Those who have suffered from a failed artificial hip, have undergone a revision surgery (or even more than one), and now contemplate taking legal action against the manufacturer, often ask what kinds of money judgments plaintiffs have received from juries across the country. I have collected a representative sample of jury verdicts over the last few years against artificial hip manufacturers like Depuy and Zimmer. The good news for injured people is that some plaintiffs have received several million dollars from juries for their injuries. The bad news? Juries found no negligence at all by the manufacturer; in those cases, the injured person received no money at all.
I’ve collected a list of recent cases and their jury verdicts involved. This is not an exhaustive list, and other jury verdicts are out there, but this will give you a sense of what is going on with artificial hip cases jury trials:
Kransky v. DePuy Orthopaedics (Los Angeles Superior Court)
Jury Award: $8,338,236.12 for the Plaintiff, Loren Kransky
Date of Jury Verdict: March 8, 2013
This is the case that started some of the buzz, mostly because the jury award was quite large.
The jury in this California case awarded the Plaintiff $338,236.12 in “economic damages” and $8 million in “pain and suffering” (also called non-economic) damages. The jury did not award punitive damages to Mr. Kransky.
The jury found in favor of Mr. Kransky and awarded damages for medical costs and for emotional suffering and distress. The jury did not find that Depuy acted with fraud or malice, which prevented the assessment of punitive damages.
Jurors found that the device was defective at the time of sale, and that it injured the plaintiff. Most of the jurors also found that DePuy “failed to warn” Mr. Kransky, which in product liability means that the company did not do a sufficient job in warning the consumer that the product (in this case, the artificial hip components) involved a substantial risk of injury to the plaintiff. Also, nine of twelve jurors found that DePuy was negligent.
Despite the multi-million dollar jury award, it is worth noting that Mr. Kransky’s legal team sought punitive damages and other damages that would have exceeded $100,000,000.00. Some observers therefore view the jury verdict as inadequate.

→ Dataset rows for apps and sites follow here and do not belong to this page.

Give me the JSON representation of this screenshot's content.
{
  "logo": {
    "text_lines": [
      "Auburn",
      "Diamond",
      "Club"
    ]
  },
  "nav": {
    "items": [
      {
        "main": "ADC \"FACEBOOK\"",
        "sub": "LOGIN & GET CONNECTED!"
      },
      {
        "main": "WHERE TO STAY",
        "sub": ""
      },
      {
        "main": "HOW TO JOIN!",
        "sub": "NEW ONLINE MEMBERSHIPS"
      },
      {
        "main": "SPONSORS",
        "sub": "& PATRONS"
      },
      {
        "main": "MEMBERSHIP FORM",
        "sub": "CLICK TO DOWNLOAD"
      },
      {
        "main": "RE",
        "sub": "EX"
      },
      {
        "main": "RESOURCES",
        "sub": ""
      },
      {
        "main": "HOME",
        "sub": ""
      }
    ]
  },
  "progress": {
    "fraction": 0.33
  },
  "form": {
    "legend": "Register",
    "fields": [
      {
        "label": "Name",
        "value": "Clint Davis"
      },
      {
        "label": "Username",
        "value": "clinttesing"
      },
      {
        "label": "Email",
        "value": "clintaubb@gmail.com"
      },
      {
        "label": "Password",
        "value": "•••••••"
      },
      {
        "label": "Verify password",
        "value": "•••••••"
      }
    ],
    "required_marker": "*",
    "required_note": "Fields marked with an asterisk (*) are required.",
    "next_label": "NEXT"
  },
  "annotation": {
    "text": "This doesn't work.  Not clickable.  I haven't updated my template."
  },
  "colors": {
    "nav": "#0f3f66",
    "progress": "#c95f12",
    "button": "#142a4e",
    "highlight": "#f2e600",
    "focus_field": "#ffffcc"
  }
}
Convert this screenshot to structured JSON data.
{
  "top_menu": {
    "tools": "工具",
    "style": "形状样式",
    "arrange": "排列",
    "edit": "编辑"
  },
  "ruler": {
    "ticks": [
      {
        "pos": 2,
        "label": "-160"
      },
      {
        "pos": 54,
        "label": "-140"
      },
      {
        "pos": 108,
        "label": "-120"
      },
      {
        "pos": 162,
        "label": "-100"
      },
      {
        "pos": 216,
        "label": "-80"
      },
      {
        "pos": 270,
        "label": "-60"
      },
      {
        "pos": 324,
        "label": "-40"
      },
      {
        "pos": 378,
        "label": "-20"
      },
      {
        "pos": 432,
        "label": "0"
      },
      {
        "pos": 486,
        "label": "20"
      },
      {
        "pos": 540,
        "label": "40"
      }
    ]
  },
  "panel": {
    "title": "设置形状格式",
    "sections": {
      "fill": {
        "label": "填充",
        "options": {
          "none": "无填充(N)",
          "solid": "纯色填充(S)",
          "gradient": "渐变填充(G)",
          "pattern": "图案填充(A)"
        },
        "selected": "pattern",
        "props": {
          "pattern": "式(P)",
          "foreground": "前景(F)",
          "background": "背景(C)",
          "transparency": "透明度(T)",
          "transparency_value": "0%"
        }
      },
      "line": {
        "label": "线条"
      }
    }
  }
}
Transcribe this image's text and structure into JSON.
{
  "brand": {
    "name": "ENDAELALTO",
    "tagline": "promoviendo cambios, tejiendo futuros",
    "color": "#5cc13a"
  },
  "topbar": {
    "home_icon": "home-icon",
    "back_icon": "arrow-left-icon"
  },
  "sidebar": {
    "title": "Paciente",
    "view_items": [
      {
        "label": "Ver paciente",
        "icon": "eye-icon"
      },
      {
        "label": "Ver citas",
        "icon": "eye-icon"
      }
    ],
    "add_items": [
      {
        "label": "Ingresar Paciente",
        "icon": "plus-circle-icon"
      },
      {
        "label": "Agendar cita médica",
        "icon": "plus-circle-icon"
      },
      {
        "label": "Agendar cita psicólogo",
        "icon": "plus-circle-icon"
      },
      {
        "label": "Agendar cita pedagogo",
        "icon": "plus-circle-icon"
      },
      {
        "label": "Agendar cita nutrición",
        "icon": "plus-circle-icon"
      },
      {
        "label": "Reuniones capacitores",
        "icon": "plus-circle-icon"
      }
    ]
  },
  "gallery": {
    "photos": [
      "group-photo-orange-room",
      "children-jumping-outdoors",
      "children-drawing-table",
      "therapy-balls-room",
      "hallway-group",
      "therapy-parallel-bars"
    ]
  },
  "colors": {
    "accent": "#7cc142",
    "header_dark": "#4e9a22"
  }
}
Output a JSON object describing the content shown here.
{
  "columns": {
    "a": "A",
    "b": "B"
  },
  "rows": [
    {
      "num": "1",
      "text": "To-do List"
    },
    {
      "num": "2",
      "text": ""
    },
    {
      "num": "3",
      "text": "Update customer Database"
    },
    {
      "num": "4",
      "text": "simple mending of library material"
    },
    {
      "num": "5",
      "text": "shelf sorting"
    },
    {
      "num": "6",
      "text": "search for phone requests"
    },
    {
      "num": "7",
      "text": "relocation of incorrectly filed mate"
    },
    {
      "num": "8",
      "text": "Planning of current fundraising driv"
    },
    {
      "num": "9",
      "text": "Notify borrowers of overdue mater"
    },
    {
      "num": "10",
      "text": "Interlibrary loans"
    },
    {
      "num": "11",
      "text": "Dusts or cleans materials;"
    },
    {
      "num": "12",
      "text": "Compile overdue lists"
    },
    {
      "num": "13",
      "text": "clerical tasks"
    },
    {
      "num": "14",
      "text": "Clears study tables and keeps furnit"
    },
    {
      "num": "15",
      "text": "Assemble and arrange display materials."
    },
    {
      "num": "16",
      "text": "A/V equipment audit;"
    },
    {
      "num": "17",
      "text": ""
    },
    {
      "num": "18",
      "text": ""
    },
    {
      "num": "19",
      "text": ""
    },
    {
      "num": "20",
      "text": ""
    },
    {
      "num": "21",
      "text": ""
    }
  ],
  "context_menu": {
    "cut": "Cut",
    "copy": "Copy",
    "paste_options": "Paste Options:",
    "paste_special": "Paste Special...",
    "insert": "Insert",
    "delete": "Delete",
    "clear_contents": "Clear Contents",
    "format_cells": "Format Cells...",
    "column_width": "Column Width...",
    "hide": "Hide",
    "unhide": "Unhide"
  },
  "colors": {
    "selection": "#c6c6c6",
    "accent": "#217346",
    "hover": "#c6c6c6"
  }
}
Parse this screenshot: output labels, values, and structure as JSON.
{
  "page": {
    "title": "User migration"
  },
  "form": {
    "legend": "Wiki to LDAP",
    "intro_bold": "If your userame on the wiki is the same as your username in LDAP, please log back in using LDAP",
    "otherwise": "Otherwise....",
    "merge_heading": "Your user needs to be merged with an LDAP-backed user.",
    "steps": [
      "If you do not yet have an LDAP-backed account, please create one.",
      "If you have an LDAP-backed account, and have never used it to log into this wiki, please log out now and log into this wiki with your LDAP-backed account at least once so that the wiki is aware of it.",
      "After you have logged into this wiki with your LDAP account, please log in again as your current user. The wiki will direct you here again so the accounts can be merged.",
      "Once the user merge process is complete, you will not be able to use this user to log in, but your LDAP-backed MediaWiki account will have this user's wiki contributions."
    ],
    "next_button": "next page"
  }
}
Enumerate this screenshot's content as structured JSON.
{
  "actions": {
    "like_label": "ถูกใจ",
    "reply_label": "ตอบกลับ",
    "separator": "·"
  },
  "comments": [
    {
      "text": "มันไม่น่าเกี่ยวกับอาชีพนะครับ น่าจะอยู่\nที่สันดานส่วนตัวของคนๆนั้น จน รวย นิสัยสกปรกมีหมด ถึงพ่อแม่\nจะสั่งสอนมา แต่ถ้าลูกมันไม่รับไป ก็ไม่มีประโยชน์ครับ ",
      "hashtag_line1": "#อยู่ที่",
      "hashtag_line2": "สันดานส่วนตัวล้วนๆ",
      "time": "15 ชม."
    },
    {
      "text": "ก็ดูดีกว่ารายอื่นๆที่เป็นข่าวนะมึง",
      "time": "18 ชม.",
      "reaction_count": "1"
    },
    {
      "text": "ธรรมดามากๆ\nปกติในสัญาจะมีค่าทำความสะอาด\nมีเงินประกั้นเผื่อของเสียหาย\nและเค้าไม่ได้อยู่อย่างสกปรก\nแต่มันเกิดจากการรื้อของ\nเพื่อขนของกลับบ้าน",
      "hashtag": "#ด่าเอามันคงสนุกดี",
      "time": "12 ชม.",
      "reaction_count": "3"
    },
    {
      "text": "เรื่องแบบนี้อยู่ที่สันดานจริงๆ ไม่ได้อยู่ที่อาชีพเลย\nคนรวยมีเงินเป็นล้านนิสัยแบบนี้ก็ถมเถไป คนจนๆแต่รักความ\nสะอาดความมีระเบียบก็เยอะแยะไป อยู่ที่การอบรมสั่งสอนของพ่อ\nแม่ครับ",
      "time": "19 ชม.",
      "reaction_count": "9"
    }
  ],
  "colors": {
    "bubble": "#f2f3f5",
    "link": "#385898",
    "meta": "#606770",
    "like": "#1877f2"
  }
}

Strum v. DePuy Orthopaedics (Illinois Circuit Court, Cook County)
Jury Award: zero. Chicago jury found that Depuy was not responsible for the Plaintiff’s injuries.
Date of Jury Verdict: April 17, 2013
After the Kransky trial and its $8.3 million dollar verdict, the Strum case out of Chicago took some of the starch out of the plaintiffs’ bar. Essentially, the jury found that the hip components manufactured by Depuy Orthopaedics did not cause the injuries to the plaintiff, Carol Strum.
Ms. Strum sued DePuy and another defendant Chicago, Illinois in 2011, and alleged that the DePuy ASR femoral implant used to replace her left hip in January 2008 failed and required painful revision surgery. She also claimed that she suffered from metallosis.
Ms. Strum also argued that a Depuy executive provided an “Urgent Field Safety Notice” to medical providers in March 2010, and that DePuy issued its own notice of the recall on August 26, 2010.
Herlihy-Paoli v. DePuy Orthopaedics (Federal Court, Northern District Texas)
Jury Award: zero. Jury found that Depuy was not responsible for the Plaintiff’s injuries from the Depuy Pinnacle artificial hip.
Date of Jury Verdict: October 23, 2014
Kathleen Herlihy-Paoli, a Montana woman, sued Depuy Orthopaedics in federal court in Texas for injuries she suffered after her Depuy Pinnacle metal-on-metal hip implant failed.
The jury voted unanimously in favor of Depuy, and thus Ms. Herlihy-Paoli received nothing. Jurors returned the verdict after an eight-week trial. Ms. Herlihy-Paoli originally filed her case in Montana before the case was transferred to the Depuy Pinnacle Multidistrict Litigation situated in Texas. Judge Kinkeade presides over the Pinnacle MDL and also presided over Ms. Herlihy-Paoli’s trial.
Ms. Herlihy-Paoli said she felt severe pain shortly after the Depuy Pinnacle hip was implanted in 2009. She also alleged that she suffered from dangerous levels of cobalt and chromium in her blood stream. Her lawsuit stated that Ms. Herlihy-Paoli’s metal levels were eighty-five higher than normal.
At trial, DePuy argued that Ms. Herlihy-Paoli’s injuries were not caused by product defects but instead were caused by the artificial hips being implanted improperly. Interestingly, Depuy also argued at trial that the Depuy Pinnacle implant was different from the Depuy ASR hip, which is a product that has led to thousands of lawsuits across the country.
Jurors decided Ms. Herlihy-Paoli’s injuries were not caused by DePuy’s failure to act as a reasonable hip implant manufacturer. The jury found that the device was not defectively designed and that Depuy’s warnings about the risks of the device were not inadequate.
In Part 2, we will look at jury verdicts that have occurred in 2015.